"The men in varied and extraordinary deshabille pour into the streets, throng the milk shops, drag their barrows out, and begin to mix and freeze the ices." (http://www.victorianlondon.org/publications/thomson-19.htm)
Swiss Italian Carlo Gatti started selling halfpenny ices in London, England in 1850. Later, a "little Italy" developped in the Clerkenwell district of the city. Halfpenny ices became a big industry in London, employing many Italian workers, many from Calabria. A halfpenny ice man's day commenced at 4 am. He picked up his ice in a barrow, which he mixed with sugar and flavouring (strawberry, lemon). Cream ices also contained milk.
The ice men would walk as much as 10 to 20 miles up and down the streets of London selling half penny ices.
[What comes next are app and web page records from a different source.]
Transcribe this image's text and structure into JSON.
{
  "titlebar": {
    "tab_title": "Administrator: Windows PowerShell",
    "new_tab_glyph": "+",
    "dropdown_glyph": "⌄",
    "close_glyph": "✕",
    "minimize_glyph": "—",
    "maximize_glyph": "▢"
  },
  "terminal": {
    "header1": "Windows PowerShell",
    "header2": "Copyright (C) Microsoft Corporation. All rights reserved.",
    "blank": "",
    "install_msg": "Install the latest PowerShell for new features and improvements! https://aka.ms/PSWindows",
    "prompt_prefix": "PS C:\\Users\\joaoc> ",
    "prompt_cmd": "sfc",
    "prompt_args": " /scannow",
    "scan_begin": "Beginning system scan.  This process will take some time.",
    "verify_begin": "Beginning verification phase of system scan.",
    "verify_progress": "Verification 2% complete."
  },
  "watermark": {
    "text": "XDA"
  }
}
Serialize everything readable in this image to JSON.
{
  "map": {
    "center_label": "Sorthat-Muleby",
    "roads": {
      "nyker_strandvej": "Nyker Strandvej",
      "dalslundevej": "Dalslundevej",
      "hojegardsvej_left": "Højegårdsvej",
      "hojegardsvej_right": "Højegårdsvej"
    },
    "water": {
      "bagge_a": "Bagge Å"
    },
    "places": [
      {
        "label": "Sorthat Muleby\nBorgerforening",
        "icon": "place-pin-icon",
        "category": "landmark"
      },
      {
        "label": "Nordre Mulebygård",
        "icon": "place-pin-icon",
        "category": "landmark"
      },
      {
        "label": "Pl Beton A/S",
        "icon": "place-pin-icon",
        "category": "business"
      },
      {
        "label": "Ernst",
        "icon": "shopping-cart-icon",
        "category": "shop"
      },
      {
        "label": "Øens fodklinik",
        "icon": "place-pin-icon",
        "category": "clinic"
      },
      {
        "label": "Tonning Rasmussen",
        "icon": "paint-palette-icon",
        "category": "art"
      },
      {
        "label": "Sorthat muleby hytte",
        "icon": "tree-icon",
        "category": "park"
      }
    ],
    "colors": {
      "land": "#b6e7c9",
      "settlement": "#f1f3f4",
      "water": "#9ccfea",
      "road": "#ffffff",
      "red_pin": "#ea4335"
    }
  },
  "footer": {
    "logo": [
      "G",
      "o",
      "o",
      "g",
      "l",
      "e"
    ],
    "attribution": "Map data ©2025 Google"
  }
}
John Thomson explains that "the Italian ice man sets an example of steady perserverance, economy and foresight". There were the halfpenny ice men who looked dirty and rough around the edges. These ice men would lay asphalt in the winter when the demand for ices was low. With effort, however, the ice man could work his way up and trade in his barrow for a cart. The most hard working ice men wintered in Italy, a luxury that most Londoners could ill afford.
Entrepreneur Carlo Gatti's ices were such a success, that he branched out. He started importing ice from Norway and then shipping it up the River Thames. His business became London's biggest ice importer and made Gatti a millionaire by the time of his death in 1870.